From start to end, write out the following data exactly, apart from its images.

Extracted records
++++++++++

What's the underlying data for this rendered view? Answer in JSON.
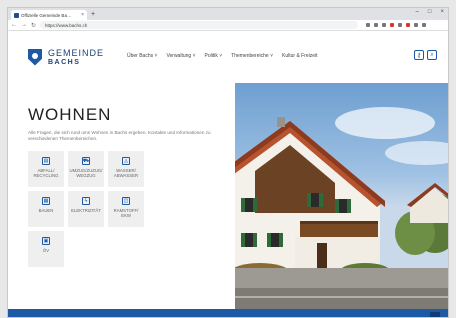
{
  "browser": {
    "tab_title": "Offizielle Gemeinde Ba…",
    "tab_close": "×",
    "new_tab": "+",
    "window_controls": [
      "–",
      "□",
      "×"
    ],
    "url": "https://www.bachs.ch",
    "nav": {
      "back": "←",
      "forward": "→",
      "reload": "↻"
    }
  },
  "site": {
    "brand_line1": "GEMEINDE",
    "brand_line2": "BACHS",
    "nav_items": [
      "Über Bachs ˅",
      "Verwaltung ˅",
      "Politik ˅",
      "Themenbereiche ˅",
      "Kultur & Freizeit"
    ],
    "header_buttons": [
      "⚷",
      "⌕"
    ]
  },
  "page": {
    "title": "WOHNEN",
    "intro": "Alle Fragen, die sich rund ums Wohnen in Bachs ergeben. Kontakte und Informationen zu verschiedenen Themenbereichen.",
    "tiles": [
      {
        "icon": "trash-icon",
        "glyph": "▤",
        "label": "ABFALL/\nRECYCLING"
      },
      {
        "icon": "truck-icon",
        "glyph": "⛟",
        "label": "UMZUG/ZUZUG/\nWEGZUG"
      },
      {
        "icon": "water-icon",
        "glyph": "◬",
        "label": "WASSER/\nABWASSER"
      },
      {
        "icon": "building-icon",
        "glyph": "▦",
        "label": "BAUEN"
      },
      {
        "icon": "lightning-icon",
        "glyph": "ϟ",
        "label": "ELEKTRIZITÄT"
      },
      {
        "icon": "leaf-icon",
        "glyph": "◫",
        "label": "RAMSTOFF/\nEKW"
      },
      {
        "icon": "bus-icon",
        "glyph": "▣",
        "label": "ÖV"
      }
    ]
  },
  "colors": {
    "brand_blue": "#1c5aa6",
    "tile_bg": "#efefef",
    "footer_band": "#1c5aa6"
  }
}
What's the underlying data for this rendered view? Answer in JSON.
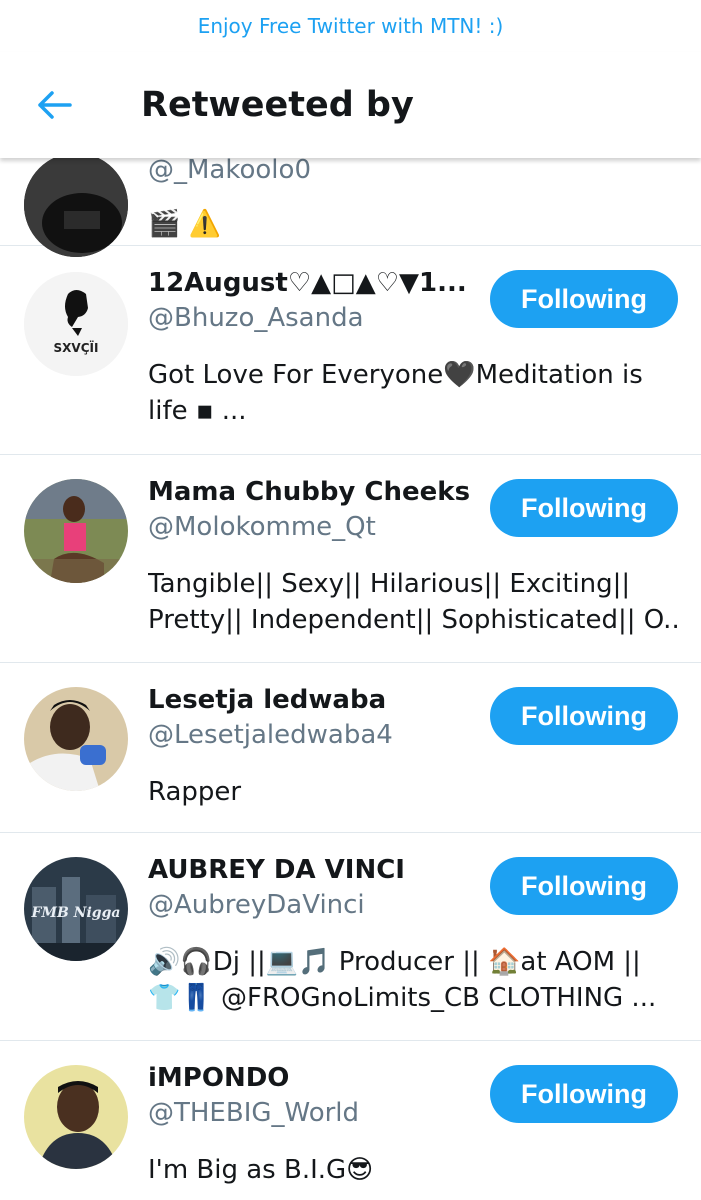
{
  "promo_banner": "Enjoy Free Twitter with MTN! :)",
  "header": {
    "back_icon": "arrow-left-icon",
    "title": "Retweeted by"
  },
  "colors": {
    "accent": "#1da1f2",
    "handle_gray": "#657786",
    "divider": "#e1e8ed"
  },
  "partial_user": {
    "handle": "@_Makoolo0",
    "bio": "🎬 ⚠️"
  },
  "users": [
    {
      "name": "12August♡▲□▲♡▼1...",
      "handle": "@Bhuzo_Asanda",
      "bio_line1": "Got Love For Everyone🖤Meditation is",
      "bio_line2": "life ▪ ...",
      "button": "Following",
      "avatar_text": "SXVÇÏI"
    },
    {
      "name": "Mama Chubby Cheeks",
      "handle": "@Molokomme_Qt",
      "bio_line1": "Tangible|| Sexy|| Hilarious|| Exciting||",
      "bio_line2": "Pretty|| Independent|| Sophisticated|| O...",
      "button": "Following"
    },
    {
      "name": "Lesetja ledwaba",
      "handle": "@Lesetjaledwaba4",
      "bio_line1": "Rapper",
      "bio_line2": "",
      "button": "Following"
    },
    {
      "name": "AUBREY DA VINCI",
      "handle": "@AubreyDaVinci",
      "bio_line1": "🔊🎧Dj ||💻🎵 Producer || 🏠at AOM ||",
      "bio_line2": "👕👖 @FROGnoLimits_CB CLOTHING ...",
      "button": "Following",
      "avatar_text": "FMB Nigga"
    },
    {
      "name": "iMPONDO",
      "handle": "@THEBIG_World",
      "bio_line1": "I'm Big as B.I.G😎",
      "bio_line2": "",
      "button": "Following"
    }
  ]
}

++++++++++

OUTPUT BELOW:
What's the underlying data for this rendered view? Answer in JSON.
{
  "browser": {
    "tab_title": "Offizielle Gemeinde Ba…",
    "tab_close": "×",
    "new_tab": "+",
    "window_controls": [
      "–",
      "□",
      "×"
    ],
    "url": "https://www.bachs.ch",
    "nav": {
      "back": "←",
      "forward": "→",
      "reload": "↻"
    }
  },
  "site": {
    "brand_line1": "GEMEINDE",
    "brand_line2": "BACHS",
    "nav_items": [
      "Über Bachs ˅",
      "Verwaltung ˅",
      "Politik ˅",
      "Themenbereiche ˅",
      "Kultur & Freizeit"
    ],
    "header_buttons": [
      "⚷",
      "⌕"
    ]
  },
  "page": {
    "title": "WOHNEN",
    "intro": "Alle Fragen, die sich rund ums Wohnen in Bachs ergeben. Kontakte und Informationen zu verschiedenen Themenbereichen.",
    "tiles": [
      {
        "icon": "trash-icon",
        "glyph": "▤",
        "label": "ABFALL/\nRECYCLING"
      },
      {
        "icon": "truck-icon",
        "glyph": "⛟",
        "label": "UMZUG/ZUZUG/\nWEGZUG"
      },
      {
        "icon": "water-icon",
        "glyph": "◬",
        "label": "WASSER/\nABWASSER"
      },
      {
        "icon": "building-icon",
        "glyph": "▦",
        "label": "BAUEN"
      },
      {
        "icon": "lightning-icon",
        "glyph": "ϟ",
        "label": "ELEKTRIZITÄT"
      },
      {
        "icon": "leaf-icon",
        "glyph": "◫",
        "label": "RAMSTOFF/\nEKW"
      },
      {
        "icon": "bus-icon",
        "glyph": "▣",
        "label": "ÖV"
      }
    ]
  },
  "colors": {
    "brand_blue": "#1c5aa6",
    "tile_bg": "#efefef",
    "footer_band": "#1c5aa6"
  }
}
What's the underlying data for this rendered view? Answer in JSON.
{
  "promo_banner": "Enjoy Free Twitter with MTN! :)",
  "header": {
    "back_icon": "arrow-left-icon",
    "title": "Retweeted by"
  },
  "colors": {
    "accent": "#1da1f2",
    "handle_gray": "#657786",
    "divider": "#e1e8ed"
  },
  "partial_user": {
    "handle": "@_Makoolo0",
    "bio": "🎬 ⚠️"
  },
  "users": [
    {
      "name": "12August♡▲□▲♡▼1...",
      "handle": "@Bhuzo_Asanda",
      "bio_line1": "Got Love For Everyone🖤Meditation is",
      "bio_line2": "life ▪ ...",
      "button": "Following",
      "avatar_text": "SXVÇÏI"
    },
    {
      "name": "Mama Chubby Cheeks",
      "handle": "@Molokomme_Qt",
      "bio_line1": "Tangible|| Sexy|| Hilarious|| Exciting||",
      "bio_line2": "Pretty|| Independent|| Sophisticated|| O...",
      "button": "Following"
    },
    {
      "name": "Lesetja ledwaba",
      "handle": "@Lesetjaledwaba4",
      "bio_line1": "Rapper",
      "bio_line2": "",
      "button": "Following"
    },
    {
      "name": "AUBREY DA VINCI",
      "handle": "@AubreyDaVinci",
      "bio_line1": "🔊🎧Dj ||💻🎵 Producer || 🏠at AOM ||",
      "bio_line2": "👕👖 @FROGnoLimits_CB CLOTHING ...",
      "button": "Following",
      "avatar_text": "FMB Nigga"
    },
    {
      "name": "iMPONDO",
      "handle": "@THEBIG_World",
      "bio_line1": "I'm Big as B.I.G😎",
      "bio_line2": "",
      "button": "Following"
    }
  ]
}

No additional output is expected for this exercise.